Those of you who have enjoyed Judy Howard’s Bach Flower Remedies for Women will (I hope!) be pleased to hear that a new book for children and adolescents has now been completed. It will be available soon, and is entitled Growing up with Bach Flower Remedies.
The book goes through each stage of a child’s life, beginning with babyhood right through to teenagers leaving school. It deals with issues like sleeping, feeding and communication problems, temper tantrums, going to school, bullying, shyness, sharing attention with a new brother or sister, coping with family relationships, puberty, personal identity and body image, adolescent moods, taking examinations etc., and how the remedies fit in and help to ease the emotional upset that can so often coincide with these events.
It has just been released and is available through the usual channels.
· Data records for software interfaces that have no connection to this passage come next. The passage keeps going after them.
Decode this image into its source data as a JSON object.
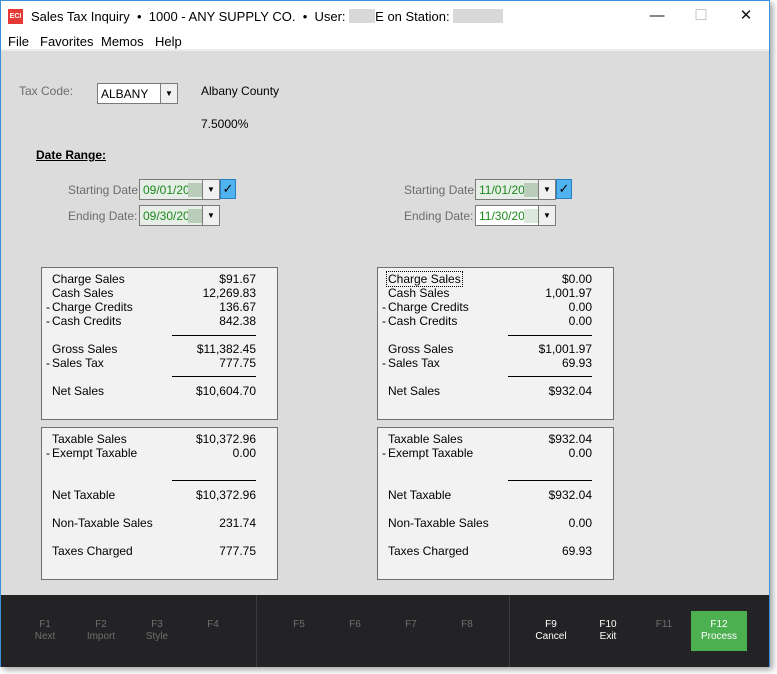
{
  "window": {
    "title_app": "Sales Tax Inquiry",
    "title_company": "1000 - ANY SUPPLY CO.",
    "title_user_label": "User:",
    "title_user_suffix": "E on Station:",
    "logo_text": "ECI",
    "controls": [
      "minimize",
      "maximize",
      "close"
    ]
  },
  "menu": [
    "File",
    "Favorites",
    "Memos",
    "Help"
  ],
  "tax": {
    "label": "Tax Code:",
    "code": "ALBANY",
    "description": "Albany County",
    "rate": "7.5000%"
  },
  "date_range": {
    "heading": "Date Range:",
    "start_label": "Starting Date:",
    "end_label": "Ending Date:",
    "left": {
      "start": "09/01/20",
      "end": "09/30/20",
      "start_checked": true
    },
    "right": {
      "start": "11/01/20",
      "end": "11/30/20",
      "start_checked": true
    }
  },
  "panels": {
    "left": {
      "sales": [
        {
          "pre": "",
          "label": "Charge Sales",
          "value": "$91.67"
        },
        {
          "pre": "",
          "label": "Cash Sales",
          "value": "12,269.83"
        },
        {
          "pre": "-",
          "label": "Charge Credits",
          "value": "136.67"
        },
        {
          "pre": "-",
          "label": "Cash Credits",
          "value": "842.38"
        },
        {
          "pre": "",
          "label": "Gross Sales",
          "value": "$11,382.45"
        },
        {
          "pre": "-",
          "label": "Sales Tax",
          "value": "777.75"
        },
        {
          "pre": "",
          "label": "Net Sales",
          "value": "$10,604.70"
        }
      ],
      "taxable": [
        {
          "pre": "",
          "label": "Taxable Sales",
          "value": "$10,372.96"
        },
        {
          "pre": "-",
          "label": "Exempt Taxable",
          "value": "0.00"
        },
        {
          "pre": "",
          "label": "Net Taxable",
          "value": "$10,372.96"
        },
        {
          "pre": "",
          "label": "Non-Taxable Sales",
          "value": "231.74"
        },
        {
          "pre": "",
          "label": "Taxes Charged",
          "value": "777.75"
        }
      ]
    },
    "right": {
      "sales": [
        {
          "pre": "",
          "label": "Charge Sales",
          "value": "$0.00"
        },
        {
          "pre": "",
          "label": "Cash Sales",
          "value": "1,001.97"
        },
        {
          "pre": "-",
          "label": "Charge Credits",
          "value": "0.00"
        },
        {
          "pre": "-",
          "label": "Cash Credits",
          "value": "0.00"
        },
        {
          "pre": "",
          "label": "Gross Sales",
          "value": "$1,001.97"
        },
        {
          "pre": "-",
          "label": "Sales Tax",
          "value": "69.93"
        },
        {
          "pre": "",
          "label": "Net Sales",
          "value": "$932.04"
        }
      ],
      "taxable": [
        {
          "pre": "",
          "label": "Taxable Sales",
          "value": "$932.04"
        },
        {
          "pre": "-",
          "label": "Exempt Taxable",
          "value": "0.00"
        },
        {
          "pre": "",
          "label": "Net Taxable",
          "value": "$932.04"
        },
        {
          "pre": "",
          "label": "Non-Taxable Sales",
          "value": "0.00"
        },
        {
          "pre": "",
          "label": "Taxes Charged",
          "value": "69.93"
        }
      ]
    }
  },
  "function_keys": [
    {
      "key": "F1",
      "label": "Next",
      "enabled": false
    },
    {
      "key": "F2",
      "label": "Import",
      "enabled": false
    },
    {
      "key": "F3",
      "label": "Style",
      "enabled": false
    },
    {
      "key": "F4",
      "label": "",
      "enabled": false
    },
    {
      "key": "F5",
      "label": "",
      "enabled": false
    },
    {
      "key": "F6",
      "label": "",
      "enabled": false
    },
    {
      "key": "F7",
      "label": "",
      "enabled": false
    },
    {
      "key": "F8",
      "label": "",
      "enabled": false
    },
    {
      "key": "F9",
      "label": "Cancel",
      "enabled": true
    },
    {
      "key": "F10",
      "label": "Exit",
      "enabled": true
    },
    {
      "key": "F11",
      "label": "",
      "enabled": false
    },
    {
      "key": "F12",
      "label": "Process",
      "enabled": true
    }
  ],
  "colors": {
    "accent_green": "#4caf50",
    "footer_bg": "#232325",
    "date_text": "#1a8a1a",
    "checkbox": "#4fb3ef"
  }
}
For practitioners the cover price will be discounted.
Hope you will enjoy it and find it useful!
NB The new video – “Bach Flower Remedies: A Further Understanding” (see December 1993 Bulletin) – should be available by the end of the month.
Michael and Julie Barton, Philippa Whiston, Helen Lees, Jackie Maliphant, Karen King, Rosemary Giles, Marilyn Chapman, Pam Sheppard, Viv Hinks, Jeff Chambers, Ken McClymont, Gloria Ferriday, Margaret Paterson, Peter Stevens, Christina Rogerson, Stephanie Lees, Lena Wilson, Ykke Sayer, Caroline Davison, Lynne Langley, Maria Miller, Susan Harrison, Irene Earis, Alison Lock, Abra Cann, Anne Parry, Rixt Zenhorst, June Allen, Carrie Allen, Sheila Gordon, Joyce Everett, Carol Pearce, Beth Course, Lynn Keating, Claire Gabriel, Jean Sindall, Jeanne Heppell, Pamela Heraty, Geraldine Healy, Valerie Plummer, Bernadette Hammond… who have all successfully completed the course and are now Registered practitioners.
Well done and welcome to the “family”!
With best wishes from us all at the Bach Centre.
This archive material has been edited to remove some out-of-date advice and information.